Our gloomy mood in perek 4 stemmed from—consciously or subconsciously—recognizing that we deserved our fate and had no chance to win due to our betraying Hashem. However, in perek 8, we were confident of our victory, because we saw Hashem turn things around when we improved our religious lives.

Interestingly, the Mishna Berurah (693:6) instructs us to wear tefillin during the morning Megillah reading because of this pasuk. Yalkut Yosef (Orach Chayim 693:8) even instructs men to tap their tefillin when we read this pasuk. The idea is that tefillin and other mitzvah observances brought us confidence in our impending victory.
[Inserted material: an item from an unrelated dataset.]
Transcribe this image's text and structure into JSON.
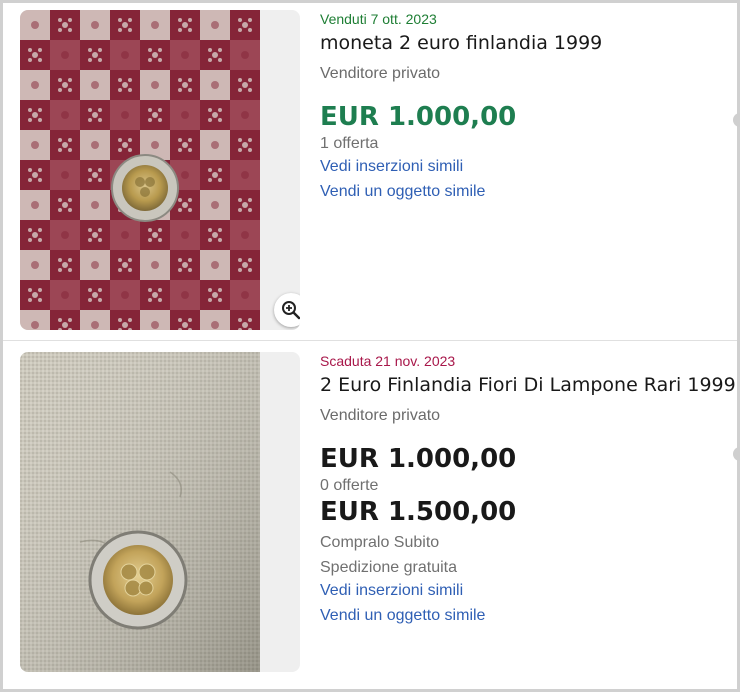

This confidence and Hashem’s help brought us to an overwhelming triumph, baruch Hashem.

 

Conclusion

Given our analysis, we suggest that Sephardim repeat, “LaYehudim hayta ora v’simcha v’sasson vikar,” as a rallying cry to reaffirm our commitment to mitzvot, like our ancestors in the Megillah. In addition, the pasuk should imbue us with inner strength and confidence in our success in our battles.

We make the same rallying call each Motzei Shabbat, as we leave the comfort of Shabbat for the rough and tumble of the week. We draw on the spiritual advances we have made on Shabbat to boost our spirit and propel us to great achievement in the coming week. Even before our battles have commenced, we are confident because of our allegiance to Hashem.

Yishayahu HaNavi (8:10) perfectly captures the feeling as follows: “Utzu eitzah vetufar … ki imanu Keil—Devise whatever scheme, but it will fail because Hashem is with us.” When imbued with Torah, we are a force compared to stars that no one can overcome.


Rabbi Jachter serves as the rav of Congregation Shaarei Orah, rebbe at Torah Academy of Bergen County, and a get administrator with the Beth Din of Elizabeth. Rabbi Jachter’s 18 books, including a brand new one entitled “In the King’s Court: Exploring Megillat Esther—Our Most Subtle Victory,” may be purchased at Amazon and Judaica House.

Leave a Comment

Most Popular Articles